DIRECTIONS FOR THIS TASK =>
Count the lines in the data below holding the string "city" and write the total by itself.

MATERIAL FOR THIS TASK =>
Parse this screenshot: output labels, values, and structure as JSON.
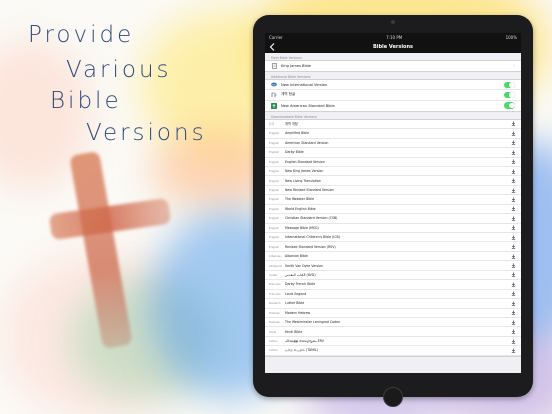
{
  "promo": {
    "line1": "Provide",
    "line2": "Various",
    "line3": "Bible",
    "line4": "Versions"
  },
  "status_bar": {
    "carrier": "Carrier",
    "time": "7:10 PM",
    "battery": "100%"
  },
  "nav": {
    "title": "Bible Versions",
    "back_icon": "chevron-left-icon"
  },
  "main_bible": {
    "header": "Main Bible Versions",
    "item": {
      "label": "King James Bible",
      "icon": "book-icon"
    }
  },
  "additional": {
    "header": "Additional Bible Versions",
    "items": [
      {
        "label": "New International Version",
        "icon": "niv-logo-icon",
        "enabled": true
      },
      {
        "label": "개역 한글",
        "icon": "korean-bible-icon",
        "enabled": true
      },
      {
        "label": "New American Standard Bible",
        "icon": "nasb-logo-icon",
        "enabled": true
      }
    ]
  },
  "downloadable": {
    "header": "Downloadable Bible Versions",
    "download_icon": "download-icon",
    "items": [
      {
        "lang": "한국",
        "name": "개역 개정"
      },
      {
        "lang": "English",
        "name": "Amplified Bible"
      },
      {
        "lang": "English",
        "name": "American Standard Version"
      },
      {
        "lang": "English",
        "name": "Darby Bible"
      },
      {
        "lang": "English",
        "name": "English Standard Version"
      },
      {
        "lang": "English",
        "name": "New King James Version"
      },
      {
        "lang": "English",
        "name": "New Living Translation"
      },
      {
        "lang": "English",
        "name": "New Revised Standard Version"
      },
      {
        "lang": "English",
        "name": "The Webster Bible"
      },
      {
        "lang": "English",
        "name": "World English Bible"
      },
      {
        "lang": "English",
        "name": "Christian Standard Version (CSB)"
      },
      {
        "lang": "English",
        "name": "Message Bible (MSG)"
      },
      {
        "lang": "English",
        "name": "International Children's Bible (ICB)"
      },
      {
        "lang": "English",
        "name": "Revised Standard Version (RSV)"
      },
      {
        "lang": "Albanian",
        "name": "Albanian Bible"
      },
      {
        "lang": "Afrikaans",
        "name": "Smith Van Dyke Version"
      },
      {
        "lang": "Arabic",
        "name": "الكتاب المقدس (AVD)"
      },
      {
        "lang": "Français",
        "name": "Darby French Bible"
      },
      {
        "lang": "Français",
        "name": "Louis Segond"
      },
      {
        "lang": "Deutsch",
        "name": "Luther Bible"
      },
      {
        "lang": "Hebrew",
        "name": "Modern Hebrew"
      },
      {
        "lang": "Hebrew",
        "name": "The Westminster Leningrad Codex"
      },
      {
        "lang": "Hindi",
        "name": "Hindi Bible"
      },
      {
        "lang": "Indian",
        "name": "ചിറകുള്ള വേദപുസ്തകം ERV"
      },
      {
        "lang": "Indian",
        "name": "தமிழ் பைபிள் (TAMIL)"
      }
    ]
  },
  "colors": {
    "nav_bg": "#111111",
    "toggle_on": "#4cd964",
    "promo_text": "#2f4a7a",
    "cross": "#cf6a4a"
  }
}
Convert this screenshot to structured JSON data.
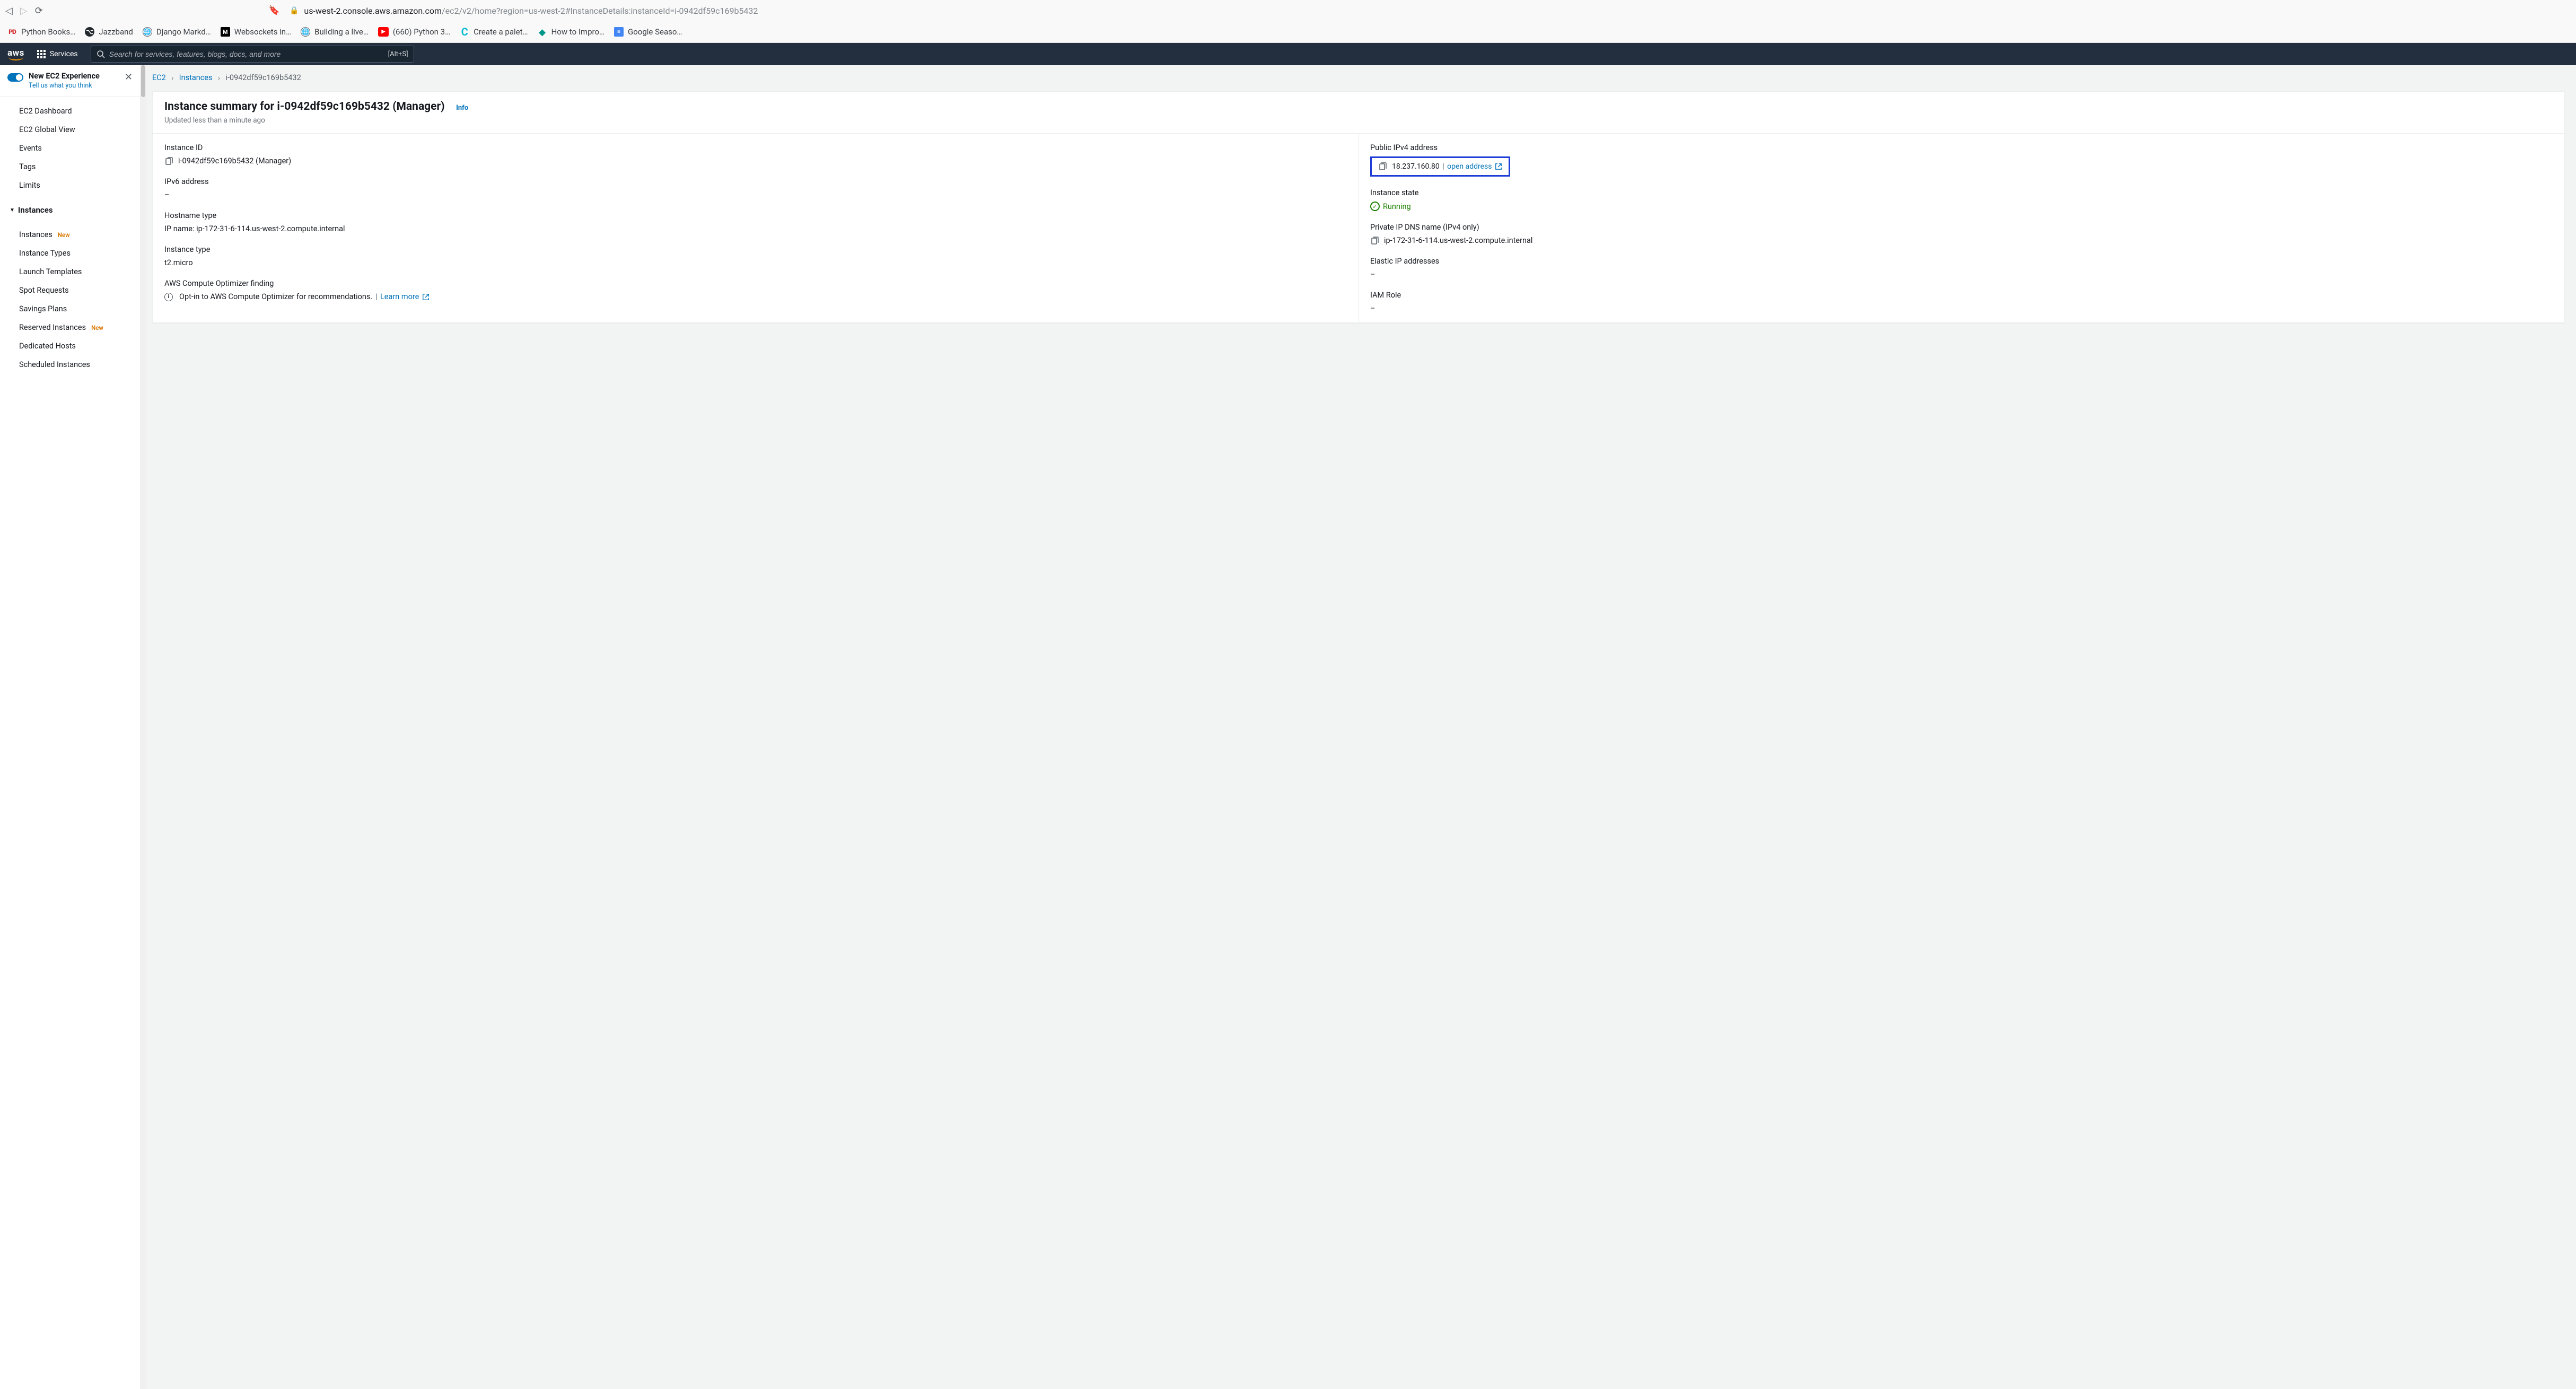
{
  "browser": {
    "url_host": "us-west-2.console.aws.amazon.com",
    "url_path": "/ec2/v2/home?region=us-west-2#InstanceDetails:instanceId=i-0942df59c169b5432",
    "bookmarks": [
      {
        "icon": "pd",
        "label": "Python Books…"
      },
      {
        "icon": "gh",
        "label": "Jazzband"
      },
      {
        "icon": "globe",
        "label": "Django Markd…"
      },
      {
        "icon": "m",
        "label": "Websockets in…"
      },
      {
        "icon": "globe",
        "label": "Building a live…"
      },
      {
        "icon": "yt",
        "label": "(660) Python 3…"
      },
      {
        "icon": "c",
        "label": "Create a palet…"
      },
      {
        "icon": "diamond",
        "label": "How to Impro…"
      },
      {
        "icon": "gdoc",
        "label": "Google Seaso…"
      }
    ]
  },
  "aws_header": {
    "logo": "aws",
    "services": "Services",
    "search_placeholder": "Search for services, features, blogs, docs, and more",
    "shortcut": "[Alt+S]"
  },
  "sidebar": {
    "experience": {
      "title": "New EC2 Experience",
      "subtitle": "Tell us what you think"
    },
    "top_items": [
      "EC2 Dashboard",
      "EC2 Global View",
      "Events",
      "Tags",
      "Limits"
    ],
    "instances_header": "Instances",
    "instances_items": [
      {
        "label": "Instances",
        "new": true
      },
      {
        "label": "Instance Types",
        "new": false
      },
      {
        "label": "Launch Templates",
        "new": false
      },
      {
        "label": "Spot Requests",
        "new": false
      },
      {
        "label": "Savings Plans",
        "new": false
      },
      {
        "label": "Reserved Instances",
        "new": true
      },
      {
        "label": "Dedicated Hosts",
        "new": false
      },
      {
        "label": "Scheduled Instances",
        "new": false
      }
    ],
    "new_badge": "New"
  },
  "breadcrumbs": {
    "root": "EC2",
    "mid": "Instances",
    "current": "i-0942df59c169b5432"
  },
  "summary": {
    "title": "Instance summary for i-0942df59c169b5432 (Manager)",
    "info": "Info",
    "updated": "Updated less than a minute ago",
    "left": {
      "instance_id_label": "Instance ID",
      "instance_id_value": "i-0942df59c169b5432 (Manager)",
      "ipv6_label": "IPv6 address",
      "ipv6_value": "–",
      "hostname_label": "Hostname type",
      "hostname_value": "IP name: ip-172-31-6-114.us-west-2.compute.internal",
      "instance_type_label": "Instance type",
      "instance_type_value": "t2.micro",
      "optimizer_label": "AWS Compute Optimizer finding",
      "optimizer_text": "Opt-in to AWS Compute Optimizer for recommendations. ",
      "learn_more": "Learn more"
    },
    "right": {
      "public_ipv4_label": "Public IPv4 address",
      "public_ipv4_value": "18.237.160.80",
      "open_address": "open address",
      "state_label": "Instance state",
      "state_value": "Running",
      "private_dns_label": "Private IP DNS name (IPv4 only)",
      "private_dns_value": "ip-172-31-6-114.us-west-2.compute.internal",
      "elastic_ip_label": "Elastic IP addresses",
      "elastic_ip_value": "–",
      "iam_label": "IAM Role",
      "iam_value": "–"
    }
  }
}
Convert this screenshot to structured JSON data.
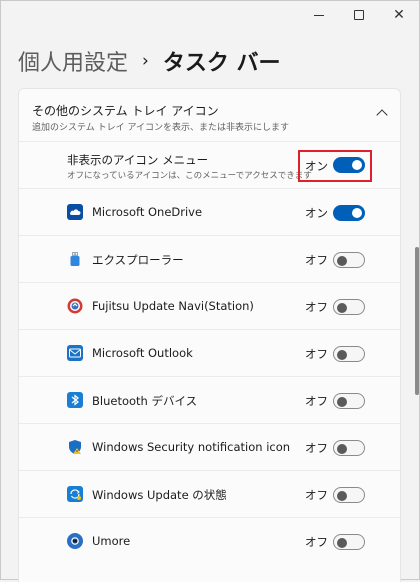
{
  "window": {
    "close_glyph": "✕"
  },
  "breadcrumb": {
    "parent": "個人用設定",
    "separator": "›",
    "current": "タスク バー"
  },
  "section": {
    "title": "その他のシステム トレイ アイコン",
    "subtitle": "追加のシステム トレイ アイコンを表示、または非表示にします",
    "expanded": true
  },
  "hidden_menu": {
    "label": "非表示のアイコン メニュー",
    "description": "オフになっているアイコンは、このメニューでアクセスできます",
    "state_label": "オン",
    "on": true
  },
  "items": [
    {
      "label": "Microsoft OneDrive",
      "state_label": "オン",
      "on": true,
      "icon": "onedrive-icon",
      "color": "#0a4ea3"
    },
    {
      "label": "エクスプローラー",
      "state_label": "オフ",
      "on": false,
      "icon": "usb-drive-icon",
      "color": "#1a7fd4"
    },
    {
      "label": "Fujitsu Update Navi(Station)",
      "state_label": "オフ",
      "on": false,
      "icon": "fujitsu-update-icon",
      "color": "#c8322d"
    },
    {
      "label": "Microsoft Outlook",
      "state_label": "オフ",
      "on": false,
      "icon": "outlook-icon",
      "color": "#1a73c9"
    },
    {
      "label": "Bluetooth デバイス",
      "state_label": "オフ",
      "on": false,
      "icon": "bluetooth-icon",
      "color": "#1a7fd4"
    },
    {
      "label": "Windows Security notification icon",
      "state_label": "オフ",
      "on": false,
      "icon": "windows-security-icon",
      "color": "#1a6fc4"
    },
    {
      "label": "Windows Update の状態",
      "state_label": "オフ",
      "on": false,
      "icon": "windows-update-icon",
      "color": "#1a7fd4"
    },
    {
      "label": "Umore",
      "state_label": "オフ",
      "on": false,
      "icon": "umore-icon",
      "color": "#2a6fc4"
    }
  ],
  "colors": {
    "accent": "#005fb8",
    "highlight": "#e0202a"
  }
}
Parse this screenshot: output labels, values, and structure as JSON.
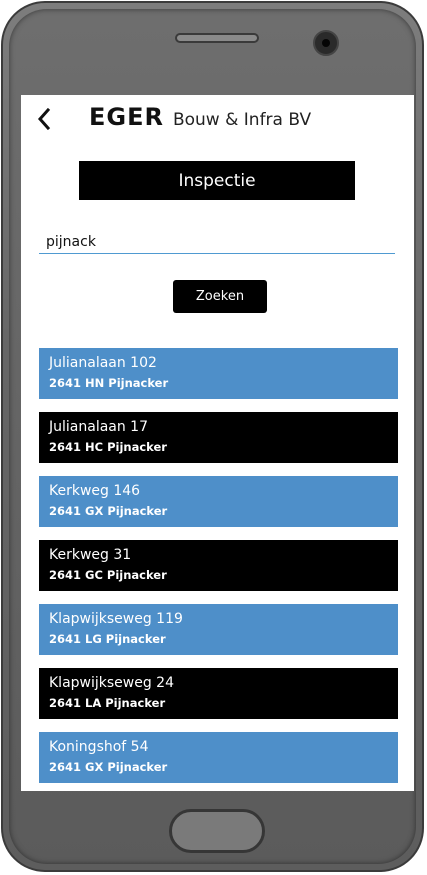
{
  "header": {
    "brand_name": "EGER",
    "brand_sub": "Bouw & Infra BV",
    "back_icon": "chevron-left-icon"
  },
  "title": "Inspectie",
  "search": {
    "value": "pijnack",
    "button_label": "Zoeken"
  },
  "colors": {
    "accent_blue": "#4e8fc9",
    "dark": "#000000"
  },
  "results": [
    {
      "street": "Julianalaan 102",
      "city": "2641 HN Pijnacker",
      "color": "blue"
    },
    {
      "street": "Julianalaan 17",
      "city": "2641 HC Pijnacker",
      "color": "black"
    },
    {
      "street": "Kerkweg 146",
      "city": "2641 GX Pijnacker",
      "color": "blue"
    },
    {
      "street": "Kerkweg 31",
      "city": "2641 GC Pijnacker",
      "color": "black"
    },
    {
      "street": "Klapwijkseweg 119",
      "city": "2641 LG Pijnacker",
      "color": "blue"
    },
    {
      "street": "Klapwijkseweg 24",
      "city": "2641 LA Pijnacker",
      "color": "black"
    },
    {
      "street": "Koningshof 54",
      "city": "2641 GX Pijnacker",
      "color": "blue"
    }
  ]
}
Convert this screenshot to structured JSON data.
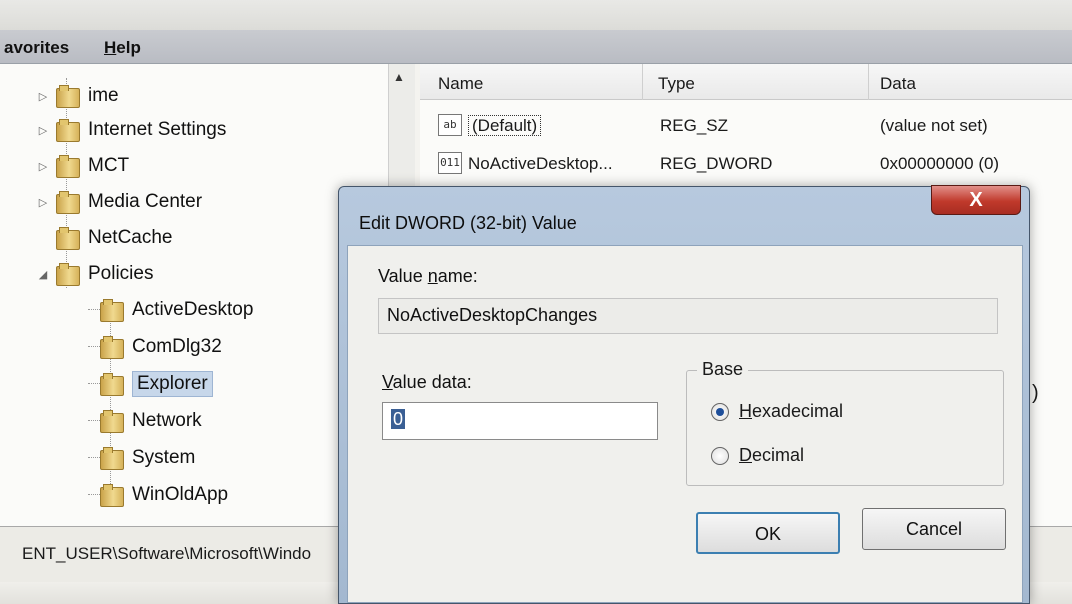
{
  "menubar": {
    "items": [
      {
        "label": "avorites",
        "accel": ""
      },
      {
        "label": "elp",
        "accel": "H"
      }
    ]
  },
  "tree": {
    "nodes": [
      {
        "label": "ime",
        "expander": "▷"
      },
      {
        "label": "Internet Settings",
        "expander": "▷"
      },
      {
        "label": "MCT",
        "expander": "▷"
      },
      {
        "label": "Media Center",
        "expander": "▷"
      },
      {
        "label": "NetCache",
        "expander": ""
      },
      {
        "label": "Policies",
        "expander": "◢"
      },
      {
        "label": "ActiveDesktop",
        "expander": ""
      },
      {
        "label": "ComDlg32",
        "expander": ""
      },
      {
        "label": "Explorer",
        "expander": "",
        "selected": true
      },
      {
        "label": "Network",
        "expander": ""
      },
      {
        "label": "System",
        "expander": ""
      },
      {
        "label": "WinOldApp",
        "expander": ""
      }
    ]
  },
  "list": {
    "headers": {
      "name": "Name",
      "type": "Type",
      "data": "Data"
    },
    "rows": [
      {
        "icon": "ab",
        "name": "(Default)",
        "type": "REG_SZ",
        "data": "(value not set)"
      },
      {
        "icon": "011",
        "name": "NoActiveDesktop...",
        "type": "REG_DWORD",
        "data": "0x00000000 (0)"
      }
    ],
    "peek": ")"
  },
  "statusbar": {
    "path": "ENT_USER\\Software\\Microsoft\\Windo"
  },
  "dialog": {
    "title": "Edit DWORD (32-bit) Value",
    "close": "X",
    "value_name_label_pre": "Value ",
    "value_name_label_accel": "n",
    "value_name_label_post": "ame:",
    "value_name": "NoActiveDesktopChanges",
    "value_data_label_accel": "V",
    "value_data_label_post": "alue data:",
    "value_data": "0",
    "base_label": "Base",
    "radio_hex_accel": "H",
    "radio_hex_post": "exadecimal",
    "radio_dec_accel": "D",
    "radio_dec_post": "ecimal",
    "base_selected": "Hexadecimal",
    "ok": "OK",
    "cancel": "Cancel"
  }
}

EXERCISE SOLUTION =>
7